Dimensions for VA is a web-based tool available to VA staff that enables detailed searches of published research and research projects.

If you have VA-Intranet access, click here for more information vaww.hsrd.research.va.gov/dimensions/

VA staff not currently on the VA network can access Dimensions by registering for an account using their VA email address.
   Search Dimensions for VA for this citation
* Don't have VA-internal network access or a VA email address? Try searching the free-to-the-public version of Dimensions



Abstract:

BACKGROUND: Proper inhaler technique is important for effective drug delivery and symptom control in chronic obstructive pulmonary disease (COPD) and asthma, yet not all patients receive inhaler instructions. INTRODUCTION: Using a retrospective chart review of participants in a video telehealth inhaler training program, the study compared inhaler technique within and between monthly telehealth visits and reports associated with patient satisfaction. MATERIALS AND METHODS: Seventy-four (N? = 74) rural patients prescribed = 1 inhaler participated in three to four pharmacist telehealth inhaler training sessions using teach-to-goal (TTG) methodology. Within and between visit inhaler technique scores are compared, with descriptive statistics of pre- and postprogram survey results including program satisfaction and computer technical issues. Healthcare utilization is compared between pre- and post-training periods. RESULTS: Sixty-nine (93%) patients completed all three to four video telehealth inhaler training sessions. During the initial visit, patients demonstrated improvement in inhaler technique for metered dose inhalers (albuterol, budesonide/formoterol), dry powder inhalers (formoterol, mometasone, tiotropium), and soft mist inhalers (ipratropium/albuterol) (p < 0.01 for all). Improved inhaler technique was sustained at 2 months (p < 0.01). Ninety-four percent of participants were satisfied with the program. Although technical issues were common, occurring among 63% of attempted visits, most of these visits (87%) could be completed. There was no significant difference in emergency department visits and hospitalizations pre- and post-training. DISCUSSION: This study demonstrated high patient acceptance of video telehealth training and objective improvement in inhaler technique. CONCLUSIONS: Video telehealth inhaler training using the TTG methodology is a promising program that improved inhaler technique and access to inhaler teaching for rural patients with COPD or asthma.
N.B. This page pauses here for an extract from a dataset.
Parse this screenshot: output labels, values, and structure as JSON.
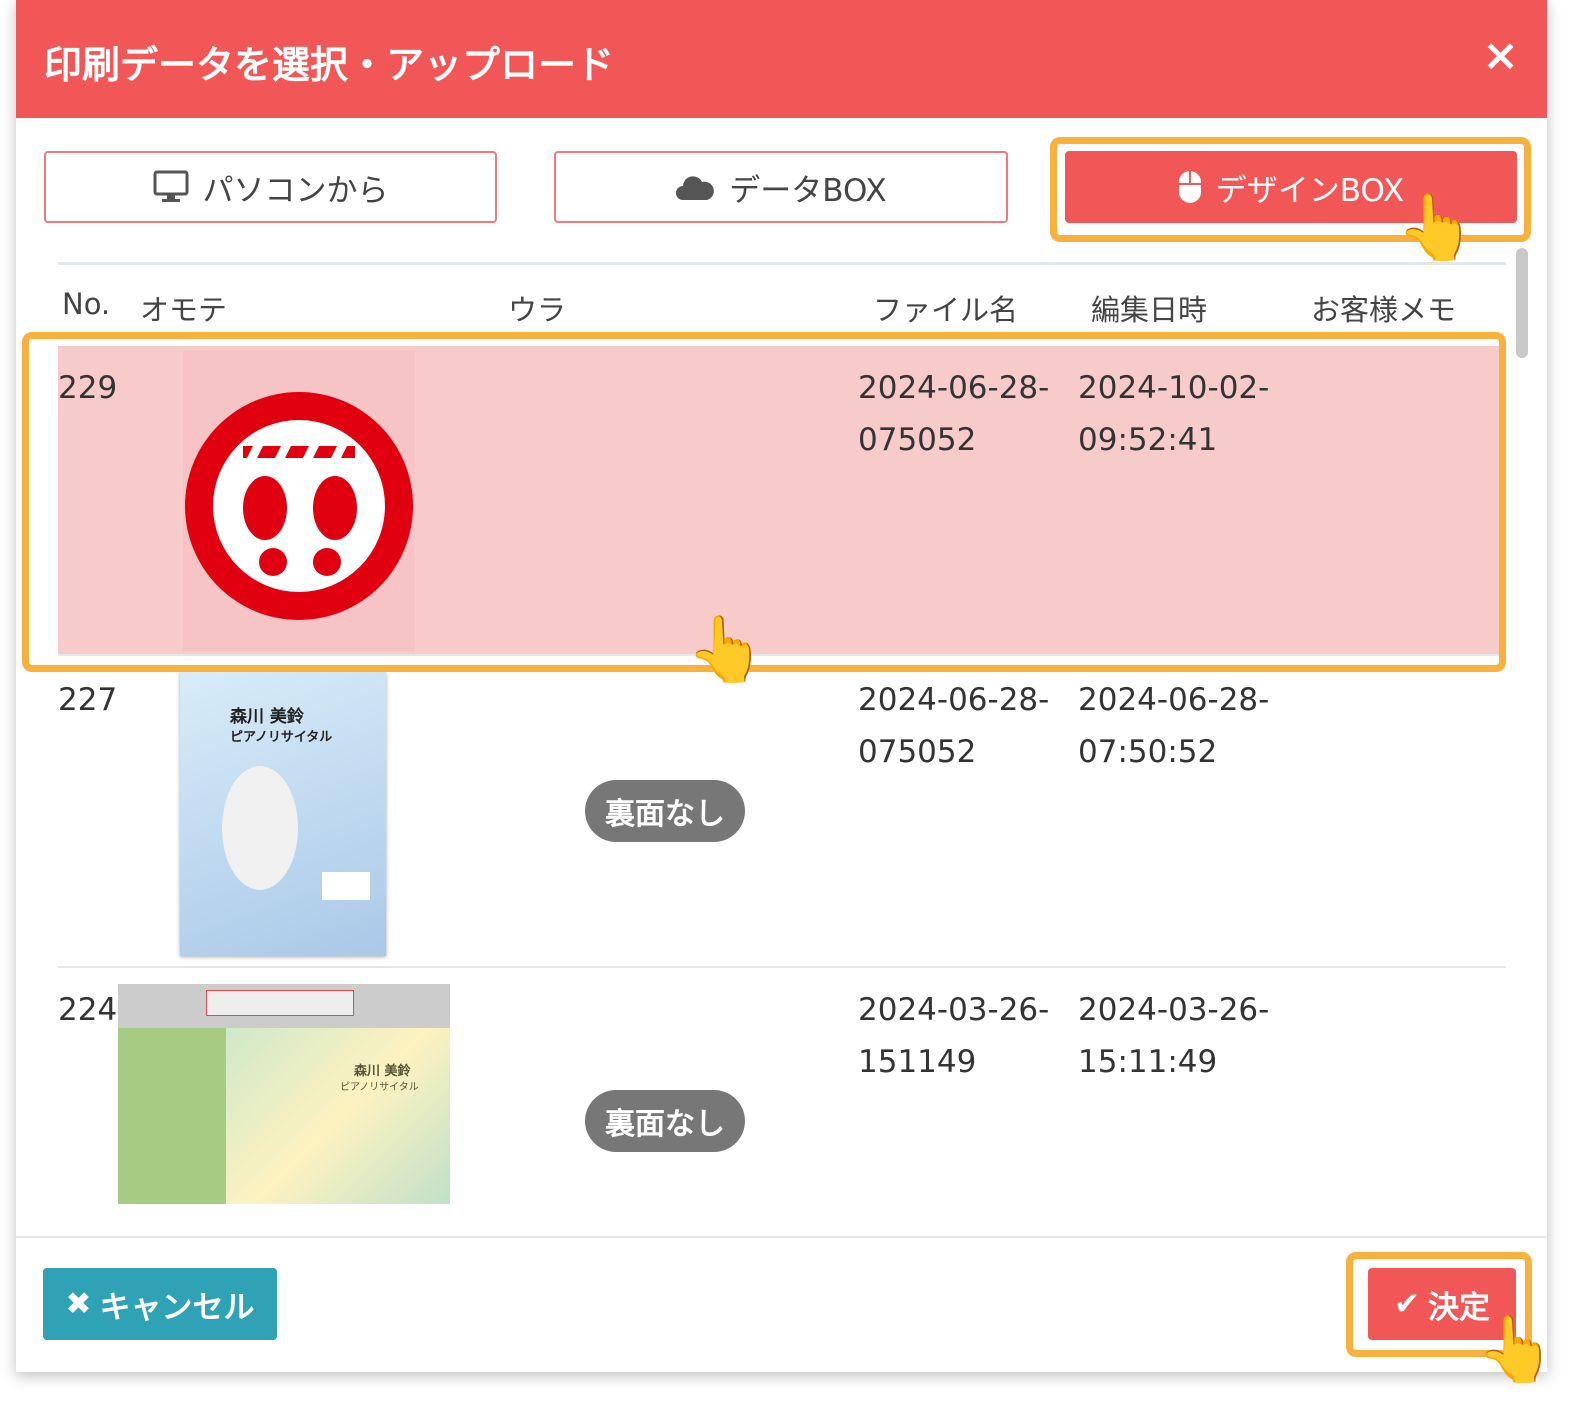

Questions about the HSR&D website? Email the Web Team

Any health information on this website is strictly for informational purposes and is not intended as medical advice. It should not be used to diagnose or treat any condition.